Given records:
::::::::::

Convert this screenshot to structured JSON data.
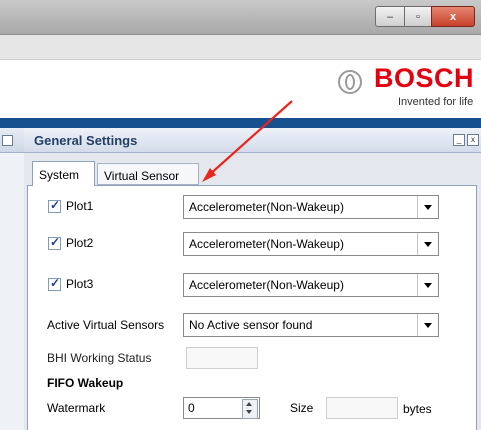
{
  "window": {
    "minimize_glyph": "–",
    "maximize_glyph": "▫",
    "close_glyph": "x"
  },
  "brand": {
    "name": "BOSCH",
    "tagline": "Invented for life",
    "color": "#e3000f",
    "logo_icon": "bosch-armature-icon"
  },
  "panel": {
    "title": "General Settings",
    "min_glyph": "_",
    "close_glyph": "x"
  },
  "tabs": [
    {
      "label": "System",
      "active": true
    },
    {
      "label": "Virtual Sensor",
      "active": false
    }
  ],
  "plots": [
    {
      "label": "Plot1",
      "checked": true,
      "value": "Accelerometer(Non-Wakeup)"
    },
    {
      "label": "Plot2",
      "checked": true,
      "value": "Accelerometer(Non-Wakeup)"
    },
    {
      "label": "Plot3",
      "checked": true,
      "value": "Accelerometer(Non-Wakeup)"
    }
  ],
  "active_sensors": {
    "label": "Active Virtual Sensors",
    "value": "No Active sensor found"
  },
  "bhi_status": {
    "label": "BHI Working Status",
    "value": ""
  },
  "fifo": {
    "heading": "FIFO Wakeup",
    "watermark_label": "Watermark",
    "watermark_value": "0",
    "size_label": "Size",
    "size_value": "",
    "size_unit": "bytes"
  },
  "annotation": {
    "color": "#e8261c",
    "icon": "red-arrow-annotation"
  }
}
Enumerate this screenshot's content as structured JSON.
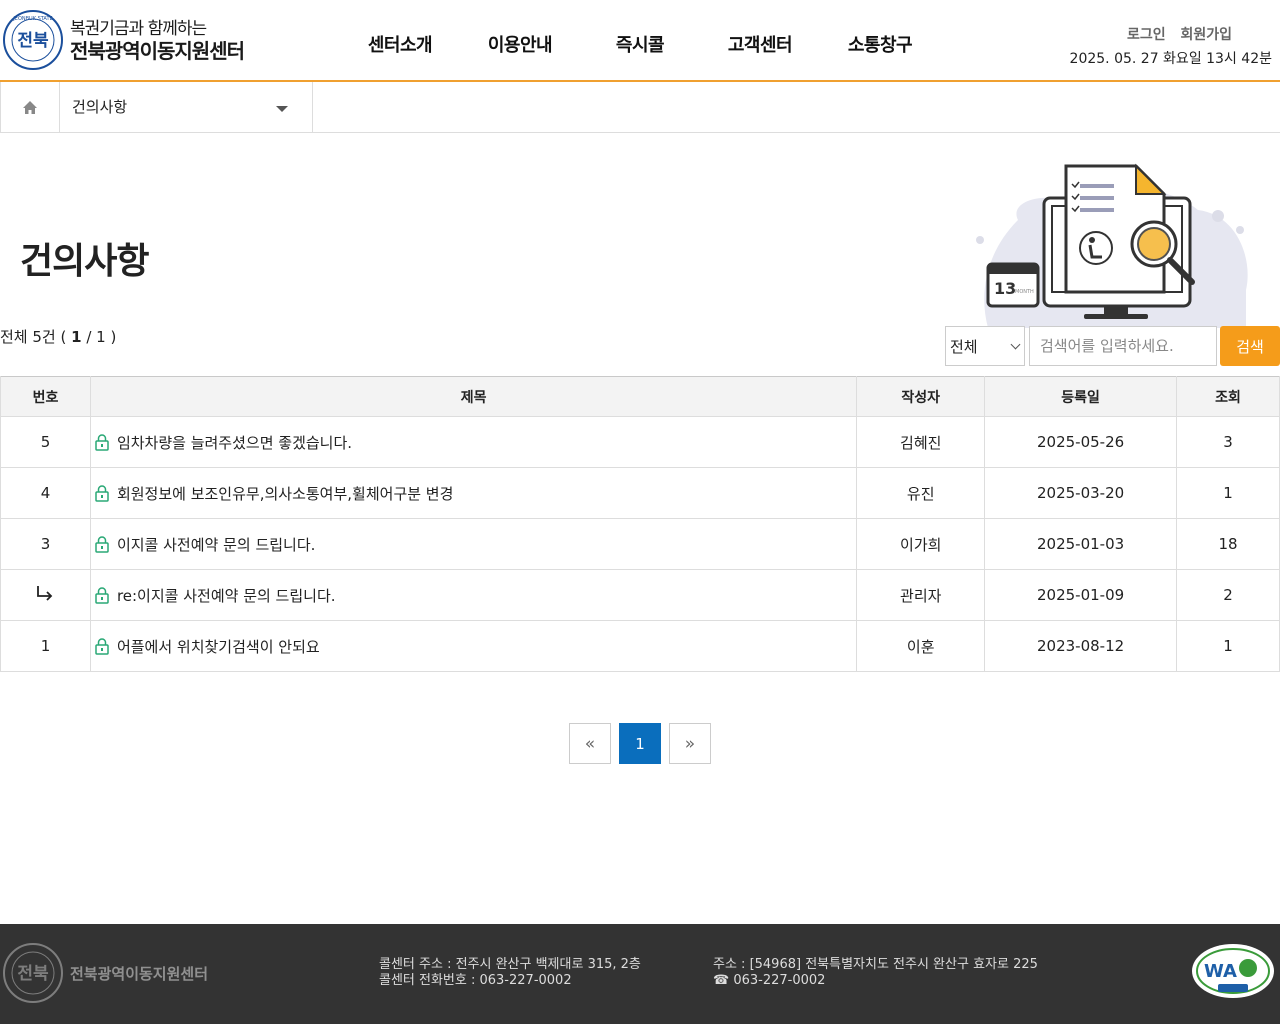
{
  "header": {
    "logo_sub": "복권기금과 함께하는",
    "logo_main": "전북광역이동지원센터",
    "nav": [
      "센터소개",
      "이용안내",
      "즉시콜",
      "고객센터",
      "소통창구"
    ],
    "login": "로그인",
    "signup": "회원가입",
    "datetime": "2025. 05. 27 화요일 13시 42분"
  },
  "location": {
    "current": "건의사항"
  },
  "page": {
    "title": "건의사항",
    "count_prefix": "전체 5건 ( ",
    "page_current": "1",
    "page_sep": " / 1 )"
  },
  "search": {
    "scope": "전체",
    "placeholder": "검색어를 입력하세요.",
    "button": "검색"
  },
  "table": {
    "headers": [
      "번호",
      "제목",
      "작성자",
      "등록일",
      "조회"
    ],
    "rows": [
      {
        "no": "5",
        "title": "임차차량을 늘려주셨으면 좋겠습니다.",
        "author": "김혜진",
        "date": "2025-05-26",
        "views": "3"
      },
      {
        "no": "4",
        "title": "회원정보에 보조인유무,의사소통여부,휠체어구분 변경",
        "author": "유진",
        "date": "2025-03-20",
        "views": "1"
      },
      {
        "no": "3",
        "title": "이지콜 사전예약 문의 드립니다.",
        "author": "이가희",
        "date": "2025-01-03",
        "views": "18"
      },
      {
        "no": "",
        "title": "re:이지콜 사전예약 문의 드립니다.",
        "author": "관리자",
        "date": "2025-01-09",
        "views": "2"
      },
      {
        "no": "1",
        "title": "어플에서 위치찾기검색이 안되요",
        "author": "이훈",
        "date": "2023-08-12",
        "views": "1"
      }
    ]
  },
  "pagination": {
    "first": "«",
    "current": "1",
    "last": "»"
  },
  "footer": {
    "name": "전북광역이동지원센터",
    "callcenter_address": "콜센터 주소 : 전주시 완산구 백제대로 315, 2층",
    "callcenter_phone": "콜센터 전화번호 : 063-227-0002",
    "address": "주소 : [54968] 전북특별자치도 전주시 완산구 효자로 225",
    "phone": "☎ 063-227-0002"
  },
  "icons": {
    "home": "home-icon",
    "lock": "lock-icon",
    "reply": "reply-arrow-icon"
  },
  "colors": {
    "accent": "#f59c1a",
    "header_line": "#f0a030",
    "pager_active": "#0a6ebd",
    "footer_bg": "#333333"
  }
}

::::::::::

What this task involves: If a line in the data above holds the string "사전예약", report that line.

Answer to this exercise:
        "title": "이지콜 사전예약 문의 드립니다.",
        "title": "re:이지콜 사전예약 문의 드립니다.",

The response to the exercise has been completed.